Attempts to abuse US copyright law to achieve an objective unrelated to copyright matters have taken a fresh twist with a new case involving a Jehovah’s Witness posting anonymously on Reddit, and the religious organization they belong to.
In an attempt to learn the identity of the Reddit user, Jehovah’s Witnesses are considering making a copyright claim against them. Specifically, a publisher for the organization, the Watchtower Bible and Tract Society, has subpoenaed Reddit for information regarding the user – who goes by the name of “darkspilver” on the social network.
The publisher said it wants to obtain this information as it prepares for a possible copyright lawsuit.
In the corner of the redditor is the Electronic Frontier Foundation (EFF), who announced in a blog post they are representing the commenter, and that they have filed a motion to reject as legally invalid Watchtower’s subpoena, citing, among other things, the First Amendment that protects anonymous speech.
According to the motion, EFF is arguing that Watchtower must not be permitted to use the DMCA to identify and silence religious dissent and criticism.
The San Francisco-based digital privacy and free speech group’s Staff Attorney Alex Moss said Darkspilver’s use of Watchtower-published material falls under the fair-use rule, allowing legal use of content without the need to gain permission from a copyright holder.
“Much of the material shared by our client is barely copyrightable,” Moss also observed.
The content in question was posted in a Reddit community, and included “a copy of an advertisement asking for donations that appeared on the back of a Watchtower magazine, as well as a chart Doe edited and reformatted to show the kinds of data that the Jehovah’s Witness organization collects and processes,” EFF said.
EFF is optimistic that a court will reject the subpoena targeting “darkspilver” – as courts regularly do if these requests don’t pass constitutional scrutiny, said Legal Director Corynne McSherry.
McSherry argued in favor of their client’s right to express “thoughts and feelings online” and do that “without worrying that a baseless copyright claim could change their relationships to their closest friends and family.”
While confident that a potential copyright lawsuit would have no chance to succeed – this would come too late, EFF said in its motion.

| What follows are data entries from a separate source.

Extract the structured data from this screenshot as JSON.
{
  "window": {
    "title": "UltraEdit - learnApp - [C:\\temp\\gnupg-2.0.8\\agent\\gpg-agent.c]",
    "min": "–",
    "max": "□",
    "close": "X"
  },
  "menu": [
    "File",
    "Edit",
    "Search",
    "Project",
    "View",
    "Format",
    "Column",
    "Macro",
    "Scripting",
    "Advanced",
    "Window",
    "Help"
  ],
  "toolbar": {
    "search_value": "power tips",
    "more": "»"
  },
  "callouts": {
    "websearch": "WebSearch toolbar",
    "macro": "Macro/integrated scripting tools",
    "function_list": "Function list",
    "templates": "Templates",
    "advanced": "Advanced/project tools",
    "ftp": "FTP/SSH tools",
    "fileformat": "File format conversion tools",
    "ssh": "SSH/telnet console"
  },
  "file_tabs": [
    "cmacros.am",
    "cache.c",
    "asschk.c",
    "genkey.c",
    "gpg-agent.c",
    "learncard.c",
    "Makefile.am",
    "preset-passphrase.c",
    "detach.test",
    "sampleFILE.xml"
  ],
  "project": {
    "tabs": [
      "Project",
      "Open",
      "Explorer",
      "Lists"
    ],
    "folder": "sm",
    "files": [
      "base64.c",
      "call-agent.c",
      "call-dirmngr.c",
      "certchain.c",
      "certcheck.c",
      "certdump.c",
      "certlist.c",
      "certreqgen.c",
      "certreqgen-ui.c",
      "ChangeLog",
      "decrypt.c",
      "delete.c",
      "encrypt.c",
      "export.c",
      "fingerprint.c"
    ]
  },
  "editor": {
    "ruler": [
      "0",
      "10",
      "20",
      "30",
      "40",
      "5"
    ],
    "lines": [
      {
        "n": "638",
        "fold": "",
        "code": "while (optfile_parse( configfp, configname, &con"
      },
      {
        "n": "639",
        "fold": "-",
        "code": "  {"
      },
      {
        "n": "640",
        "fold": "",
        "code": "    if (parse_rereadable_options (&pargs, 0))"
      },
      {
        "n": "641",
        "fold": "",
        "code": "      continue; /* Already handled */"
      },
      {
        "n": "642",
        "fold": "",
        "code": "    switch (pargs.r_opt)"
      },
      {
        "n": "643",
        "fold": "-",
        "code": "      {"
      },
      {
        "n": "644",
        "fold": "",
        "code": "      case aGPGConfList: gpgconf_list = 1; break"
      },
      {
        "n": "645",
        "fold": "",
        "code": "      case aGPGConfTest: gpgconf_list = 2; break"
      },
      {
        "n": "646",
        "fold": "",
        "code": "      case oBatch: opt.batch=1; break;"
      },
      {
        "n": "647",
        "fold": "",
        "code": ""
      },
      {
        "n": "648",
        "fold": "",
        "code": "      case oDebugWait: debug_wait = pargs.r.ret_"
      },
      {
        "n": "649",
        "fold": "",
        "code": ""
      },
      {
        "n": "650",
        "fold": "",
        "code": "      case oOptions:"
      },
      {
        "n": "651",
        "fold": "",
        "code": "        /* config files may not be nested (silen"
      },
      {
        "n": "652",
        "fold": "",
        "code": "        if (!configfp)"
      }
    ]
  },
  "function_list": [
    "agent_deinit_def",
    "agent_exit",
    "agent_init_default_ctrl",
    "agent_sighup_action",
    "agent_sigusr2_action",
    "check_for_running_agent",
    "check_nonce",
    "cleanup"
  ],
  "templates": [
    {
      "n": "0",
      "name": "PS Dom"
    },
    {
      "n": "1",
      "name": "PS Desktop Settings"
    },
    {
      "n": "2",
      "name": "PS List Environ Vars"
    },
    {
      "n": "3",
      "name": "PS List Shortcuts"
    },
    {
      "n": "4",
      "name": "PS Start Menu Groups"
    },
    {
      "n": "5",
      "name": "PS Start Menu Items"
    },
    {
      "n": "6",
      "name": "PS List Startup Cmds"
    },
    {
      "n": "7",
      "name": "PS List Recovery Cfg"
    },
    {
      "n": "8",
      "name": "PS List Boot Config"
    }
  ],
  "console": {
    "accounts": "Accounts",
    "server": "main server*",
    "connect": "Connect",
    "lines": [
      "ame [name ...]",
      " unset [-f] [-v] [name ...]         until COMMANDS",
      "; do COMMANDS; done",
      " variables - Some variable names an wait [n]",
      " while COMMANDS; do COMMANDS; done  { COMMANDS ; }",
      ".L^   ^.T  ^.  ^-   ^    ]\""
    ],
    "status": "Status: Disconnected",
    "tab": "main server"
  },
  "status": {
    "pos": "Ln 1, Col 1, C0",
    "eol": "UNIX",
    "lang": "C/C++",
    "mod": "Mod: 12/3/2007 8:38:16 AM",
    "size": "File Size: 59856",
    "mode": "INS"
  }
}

Namely, should Watchtower succeed in obtaining the Reddit user’s identifying information, real life consequences could be dire. Darkspilver could end up excommunicated from their community, but also shunned by family and friends – a practice known as “disfellowshipping” that EFF’s client said they witnessed in the past.